-- Component data from apps and pages --
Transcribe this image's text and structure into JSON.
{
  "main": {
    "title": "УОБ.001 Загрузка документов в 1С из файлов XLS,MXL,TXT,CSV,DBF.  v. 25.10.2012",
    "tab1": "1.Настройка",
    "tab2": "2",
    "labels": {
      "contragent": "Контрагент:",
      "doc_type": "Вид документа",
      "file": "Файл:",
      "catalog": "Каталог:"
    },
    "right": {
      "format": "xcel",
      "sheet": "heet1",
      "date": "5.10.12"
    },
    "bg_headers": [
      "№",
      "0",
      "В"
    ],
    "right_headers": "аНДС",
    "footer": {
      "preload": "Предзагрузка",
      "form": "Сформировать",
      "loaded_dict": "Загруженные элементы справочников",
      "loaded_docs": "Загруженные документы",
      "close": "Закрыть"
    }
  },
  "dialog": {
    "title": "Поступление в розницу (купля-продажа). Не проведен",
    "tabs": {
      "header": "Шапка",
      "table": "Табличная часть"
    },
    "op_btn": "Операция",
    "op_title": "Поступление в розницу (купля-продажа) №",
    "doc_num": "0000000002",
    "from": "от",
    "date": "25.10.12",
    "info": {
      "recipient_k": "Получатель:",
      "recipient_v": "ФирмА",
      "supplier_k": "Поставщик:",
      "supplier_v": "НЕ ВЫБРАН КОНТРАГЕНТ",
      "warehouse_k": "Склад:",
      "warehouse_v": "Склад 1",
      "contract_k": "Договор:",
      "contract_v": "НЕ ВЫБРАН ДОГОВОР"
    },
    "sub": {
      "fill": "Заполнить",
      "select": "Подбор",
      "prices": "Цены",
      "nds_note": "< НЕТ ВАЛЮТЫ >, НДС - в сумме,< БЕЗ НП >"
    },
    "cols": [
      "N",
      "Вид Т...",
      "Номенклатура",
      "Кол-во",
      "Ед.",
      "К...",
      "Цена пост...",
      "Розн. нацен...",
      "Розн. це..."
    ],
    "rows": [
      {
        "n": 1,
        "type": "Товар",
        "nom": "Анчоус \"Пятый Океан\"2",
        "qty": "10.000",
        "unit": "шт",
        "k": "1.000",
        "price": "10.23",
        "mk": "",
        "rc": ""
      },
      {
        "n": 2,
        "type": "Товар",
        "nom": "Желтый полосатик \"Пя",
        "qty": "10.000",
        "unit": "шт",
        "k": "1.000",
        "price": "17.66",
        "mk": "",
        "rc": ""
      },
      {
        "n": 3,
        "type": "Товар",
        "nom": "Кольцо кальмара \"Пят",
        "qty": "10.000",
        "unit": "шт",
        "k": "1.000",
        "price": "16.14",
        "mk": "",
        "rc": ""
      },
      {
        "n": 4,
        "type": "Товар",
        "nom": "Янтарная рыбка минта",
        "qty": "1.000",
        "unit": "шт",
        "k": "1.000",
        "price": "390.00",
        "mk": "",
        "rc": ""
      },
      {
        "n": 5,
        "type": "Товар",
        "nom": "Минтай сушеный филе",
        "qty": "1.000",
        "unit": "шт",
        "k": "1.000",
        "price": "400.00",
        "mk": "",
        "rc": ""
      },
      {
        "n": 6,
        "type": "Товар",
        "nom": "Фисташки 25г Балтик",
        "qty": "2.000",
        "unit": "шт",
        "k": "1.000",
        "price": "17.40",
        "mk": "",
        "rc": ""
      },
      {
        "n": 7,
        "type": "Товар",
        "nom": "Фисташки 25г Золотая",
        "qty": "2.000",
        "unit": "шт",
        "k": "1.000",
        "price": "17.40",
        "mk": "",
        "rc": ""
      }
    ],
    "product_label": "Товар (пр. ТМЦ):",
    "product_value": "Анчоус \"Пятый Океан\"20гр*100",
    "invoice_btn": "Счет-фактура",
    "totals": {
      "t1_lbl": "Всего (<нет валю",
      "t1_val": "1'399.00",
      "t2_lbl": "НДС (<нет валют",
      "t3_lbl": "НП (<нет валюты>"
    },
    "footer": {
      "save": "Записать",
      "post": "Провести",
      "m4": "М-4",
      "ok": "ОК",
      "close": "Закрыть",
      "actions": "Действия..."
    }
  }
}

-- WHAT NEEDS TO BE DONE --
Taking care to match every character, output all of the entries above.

-- OUTPUT FOR THIS EXERCISE --
Transcribe this image's text and structure into JSON.
{
  "main": {
    "title": "УОБ.001 Загрузка документов в 1С из файлов XLS,MXL,TXT,CSV,DBF.  v. 25.10.2012",
    "tab1": "1.Настройка",
    "tab2": "2",
    "labels": {
      "contragent": "Контрагент:",
      "doc_type": "Вид документа",
      "file": "Файл:",
      "catalog": "Каталог:"
    },
    "right": {
      "format": "xcel",
      "sheet": "heet1",
      "date": "5.10.12"
    },
    "bg_headers": [
      "№",
      "0",
      "В"
    ],
    "right_headers": "аНДС",
    "footer": {
      "preload": "Предзагрузка",
      "form": "Сформировать",
      "loaded_dict": "Загруженные элементы справочников",
      "loaded_docs": "Загруженные документы",
      "close": "Закрыть"
    }
  },
  "dialog": {
    "title": "Поступление в розницу (купля-продажа). Не проведен",
    "tabs": {
      "header": "Шапка",
      "table": "Табличная часть"
    },
    "op_btn": "Операция",
    "op_title": "Поступление в розницу (купля-продажа) №",
    "doc_num": "0000000002",
    "from": "от",
    "date": "25.10.12",
    "info": {
      "recipient_k": "Получатель:",
      "recipient_v": "ФирмА",
      "supplier_k": "Поставщик:",
      "supplier_v": "НЕ ВЫБРАН КОНТРАГЕНТ",
      "warehouse_k": "Склад:",
      "warehouse_v": "Склад 1",
      "contract_k": "Договор:",
      "contract_v": "НЕ ВЫБРАН ДОГОВОР"
    },
    "sub": {
      "fill": "Заполнить",
      "select": "Подбор",
      "prices": "Цены",
      "nds_note": "< НЕТ ВАЛЮТЫ >, НДС - в сумме,< БЕЗ НП >"
    },
    "cols": [
      "N",
      "Вид Т...",
      "Номенклатура",
      "Кол-во",
      "Ед.",
      "К...",
      "Цена пост...",
      "Розн. нацен...",
      "Розн. це..."
    ],
    "rows": [
      {
        "n": 1,
        "type": "Товар",
        "nom": "Анчоус \"Пятый Океан\"2",
        "qty": "10.000",
        "unit": "шт",
        "k": "1.000",
        "price": "10.23",
        "mk": "",
        "rc": ""
      },
      {
        "n": 2,
        "type": "Товар",
        "nom": "Желтый полосатик \"Пя",
        "qty": "10.000",
        "unit": "шт",
        "k": "1.000",
        "price": "17.66",
        "mk": "",
        "rc": ""
      },
      {
        "n": 3,
        "type": "Товар",
        "nom": "Кольцо кальмара \"Пят",
        "qty": "10.000",
        "unit": "шт",
        "k": "1.000",
        "price": "16.14",
        "mk": "",
        "rc": ""
      },
      {
        "n": 4,
        "type": "Товар",
        "nom": "Янтарная рыбка минта",
        "qty": "1.000",
        "unit": "шт",
        "k": "1.000",
        "price": "390.00",
        "mk": "",
        "rc": ""
      },
      {
        "n": 5,
        "type": "Товар",
        "nom": "Минтай сушеный филе",
        "qty": "1.000",
        "unit": "шт",
        "k": "1.000",
        "price": "400.00",
        "mk": "",
        "rc": ""
      },
      {
        "n": 6,
        "type": "Товар",
        "nom": "Фисташки 25г Балтик",
        "qty": "2.000",
        "unit": "шт",
        "k": "1.000",
        "price": "17.40",
        "mk": "",
        "rc": ""
      },
      {
        "n": 7,
        "type": "Товар",
        "nom": "Фисташки 25г Золотая",
        "qty": "2.000",
        "unit": "шт",
        "k": "1.000",
        "price": "17.40",
        "mk": "",
        "rc": ""
      }
    ],
    "product_label": "Товар (пр. ТМЦ):",
    "product_value": "Анчоус \"Пятый Океан\"20гр*100",
    "invoice_btn": "Счет-фактура",
    "totals": {
      "t1_lbl": "Всего (<нет валю",
      "t1_val": "1'399.00",
      "t2_lbl": "НДС (<нет валют",
      "t3_lbl": "НП (<нет валюты>"
    },
    "footer": {
      "save": "Записать",
      "post": "Провести",
      "m4": "М-4",
      "ok": "ОК",
      "close": "Закрыть",
      "actions": "Действия..."
    }
  }
}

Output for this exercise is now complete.